15th District representatives vote ‘no’ on Democrat operating budget
Over strong objections from Republicans who warned that the proposal was neither responsible nor sustainable, majority Democrats pushed their operating budget through the state House of Representatives Friday night.
“Despite an economic downturn, the state is still expected to bring in about the same revenue from the last budget and this new budget. This budget continues business as usual, there is no change like the public has asked for,” said Chandler, R-Granger. “The majority has avoided every effort to prioritize what's important to the citizens of this state. Nothing has been done to help employers create jobs to energize our economy. At the same time, the state is diverting borrowed money intended to build essential infrastructure to use for current operating expenses. This budget pushes $777 million onto our children.”
In his floor remarks, Taylor said the budget is characterized by broken promises, and breaks faith with the people of Washington.
“The Legislature is vested with the responsibility of protecting public peace, health and safety, and to provide ample provisions for education. Unfortunately, this budget ignores those basic mandates,” said Taylor, R-Moxee. “This budget represents a lot of misplaced priorities. It cuts K-12 education by $794 million; health care by $777 million; and higher education by $593 million. Based on the phone calls and e-mails I'm getting, my constituents are saying those are the wrong cuts to be making.”

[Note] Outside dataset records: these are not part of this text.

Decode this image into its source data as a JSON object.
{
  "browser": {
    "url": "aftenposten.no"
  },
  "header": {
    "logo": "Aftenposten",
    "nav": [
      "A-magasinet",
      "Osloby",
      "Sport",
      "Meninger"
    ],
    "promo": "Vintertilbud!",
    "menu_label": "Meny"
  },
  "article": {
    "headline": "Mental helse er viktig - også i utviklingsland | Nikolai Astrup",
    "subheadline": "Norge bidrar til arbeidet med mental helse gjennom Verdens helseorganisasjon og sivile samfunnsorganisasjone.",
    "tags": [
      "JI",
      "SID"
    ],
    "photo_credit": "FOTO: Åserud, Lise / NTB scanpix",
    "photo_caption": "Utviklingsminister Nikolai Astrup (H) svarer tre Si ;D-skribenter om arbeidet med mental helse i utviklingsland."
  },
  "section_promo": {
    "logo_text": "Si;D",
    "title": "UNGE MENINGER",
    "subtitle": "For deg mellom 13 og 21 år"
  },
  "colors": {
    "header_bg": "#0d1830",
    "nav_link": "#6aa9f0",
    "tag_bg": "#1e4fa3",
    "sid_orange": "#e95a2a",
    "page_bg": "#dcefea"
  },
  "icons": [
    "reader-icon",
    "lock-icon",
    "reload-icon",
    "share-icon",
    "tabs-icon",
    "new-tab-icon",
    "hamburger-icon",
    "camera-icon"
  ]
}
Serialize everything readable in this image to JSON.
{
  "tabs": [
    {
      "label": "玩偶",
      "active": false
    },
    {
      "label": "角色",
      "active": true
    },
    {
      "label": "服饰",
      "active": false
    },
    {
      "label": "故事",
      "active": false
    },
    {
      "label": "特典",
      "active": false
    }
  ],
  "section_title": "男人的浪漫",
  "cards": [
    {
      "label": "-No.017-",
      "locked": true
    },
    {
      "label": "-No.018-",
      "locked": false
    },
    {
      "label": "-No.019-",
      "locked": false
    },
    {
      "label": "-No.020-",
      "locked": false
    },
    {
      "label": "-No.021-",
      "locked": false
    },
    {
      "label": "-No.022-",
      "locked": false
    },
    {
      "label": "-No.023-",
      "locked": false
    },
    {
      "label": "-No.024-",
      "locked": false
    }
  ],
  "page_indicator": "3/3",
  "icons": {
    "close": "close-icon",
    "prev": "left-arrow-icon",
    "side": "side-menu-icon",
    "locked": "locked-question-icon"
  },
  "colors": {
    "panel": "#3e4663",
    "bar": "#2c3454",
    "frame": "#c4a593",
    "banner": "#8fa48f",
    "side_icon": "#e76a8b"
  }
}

Taylor said the severity of the cuts is amplified when compared to other areas of the budget.
“For example, funding for the Natural Resources budget was cut by $93 million dollars. That's only 1.8 percent. But we're cutting health care and education by over $2 billion. Great choice,” said Taylor. “Broken promises, and for so many kids, broken dreams. This budget is not what's best for the people of Washington state.”
Chandler noted that not everything in the budget is bad. The proposal does include $150,000 for research on honey bee colony collapse disease at Washington State University, which he says is critical to orchardists who depend on honey bees for production.
The budget also keeps the Yakima Valley School in Selah open for residents, and restores part of school districts' levy equalization funds that were severely reduced in the governor's proposed budget.
The budget now goes to the Senate for consideration. The Legislature is scheduled to adjourn Sunday, April 26.
For more information, contact: Bill Taylor, Senior Information Officer: (360) 786-7074
###Washington State House Republican Communications